Lack of sleep affects fat metabolism, study says
A few days of sleep deprivation can make individuals feel less full after eating and metabolize the fat in food differently, according to a new study by researchers at Pennsylvania State University, which was published in the Journal of Lipid Research.
For the study, 15 healthy male participants in their 20s spent one week getting plenty of sleep at home. They then checked into a sleep lab for ten nights. For five of those nights, the participants spent no more than five hours in bed each night. Researchers collected data but also spent time interacting with the participants, playing games with them, talking with them, and helping to keep them awake and engaged.
To find out how the uncomfortable schedule affected metabolism, the researchers gave participants a standardized high-fat dinner, a bowl of chili mac, after four nights of sleep restriction. Then researchers compared blood samples from the study participants. They found that sleep restriction affected the postprandial lipid response, leading to faster clearance of lipids from the blood after a meal. That could predispose people to put on weight.
The simulated workweek ended with a simulated Friday and Saturday night when participants could spend ten hours in bed catching up on missed sleep. After the first night, they ate one last bowl of chili mac. Although participants' metabolic handling of fat from food was slightly better after a night of recovery sleep, they didn't recover to the baseline healthy level.

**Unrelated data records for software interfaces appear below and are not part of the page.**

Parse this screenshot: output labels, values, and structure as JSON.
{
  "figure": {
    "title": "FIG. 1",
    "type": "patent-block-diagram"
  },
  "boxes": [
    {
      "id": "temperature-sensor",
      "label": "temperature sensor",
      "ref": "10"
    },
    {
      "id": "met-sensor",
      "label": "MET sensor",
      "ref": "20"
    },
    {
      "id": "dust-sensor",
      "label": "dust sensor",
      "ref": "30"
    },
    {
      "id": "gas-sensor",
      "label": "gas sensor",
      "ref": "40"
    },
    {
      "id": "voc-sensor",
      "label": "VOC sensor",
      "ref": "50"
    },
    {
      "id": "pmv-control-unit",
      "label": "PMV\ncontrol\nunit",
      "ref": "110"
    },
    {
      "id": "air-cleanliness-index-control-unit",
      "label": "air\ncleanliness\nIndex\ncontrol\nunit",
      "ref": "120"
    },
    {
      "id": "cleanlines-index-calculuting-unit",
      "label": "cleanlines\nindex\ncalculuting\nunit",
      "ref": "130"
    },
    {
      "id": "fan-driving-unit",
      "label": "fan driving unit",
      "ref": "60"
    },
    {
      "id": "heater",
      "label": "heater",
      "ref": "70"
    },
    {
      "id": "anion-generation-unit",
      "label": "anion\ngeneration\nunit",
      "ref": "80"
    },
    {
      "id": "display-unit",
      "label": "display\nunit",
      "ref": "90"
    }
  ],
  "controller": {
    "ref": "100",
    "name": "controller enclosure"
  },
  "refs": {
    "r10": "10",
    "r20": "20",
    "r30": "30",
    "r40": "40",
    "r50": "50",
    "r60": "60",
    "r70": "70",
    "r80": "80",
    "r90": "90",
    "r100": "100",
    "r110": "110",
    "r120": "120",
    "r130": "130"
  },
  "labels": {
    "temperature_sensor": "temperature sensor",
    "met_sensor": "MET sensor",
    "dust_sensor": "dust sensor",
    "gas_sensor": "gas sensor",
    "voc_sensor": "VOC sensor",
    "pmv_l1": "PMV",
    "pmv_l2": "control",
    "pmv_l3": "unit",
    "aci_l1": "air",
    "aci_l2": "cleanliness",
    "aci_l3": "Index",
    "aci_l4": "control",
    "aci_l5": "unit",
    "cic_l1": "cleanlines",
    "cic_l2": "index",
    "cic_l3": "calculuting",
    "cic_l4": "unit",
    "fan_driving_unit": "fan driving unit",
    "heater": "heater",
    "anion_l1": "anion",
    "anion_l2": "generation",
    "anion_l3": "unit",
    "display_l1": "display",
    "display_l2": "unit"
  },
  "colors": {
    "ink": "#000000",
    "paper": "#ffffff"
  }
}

This study was highly controlled, which makes it an imperfect model for the real world, according to Kelly Ness, PhD, postdoctoral fellow at the University of Washington who ran the study as a graduate student under the direction of Orfeu Buxton, PhD, a professor at Penn State and one of the senior authors. The research focused on healthy young people, who are usually at a lower risk of cardiovascular disease, and all the participants were men. The researchers also said they wondered whether giving more recovery time would change the magnitude of recovery they observed.
Regardless, Buxton said the study gives worthwhile insights into how humans handle fat digestion.
"This study's importance relies on its translational relevance,” Buxton said in a statement. “A high-fat meal in the evening, at dinnertime, and real food, not something infused into the vein? That's a typical exposure. That's very American."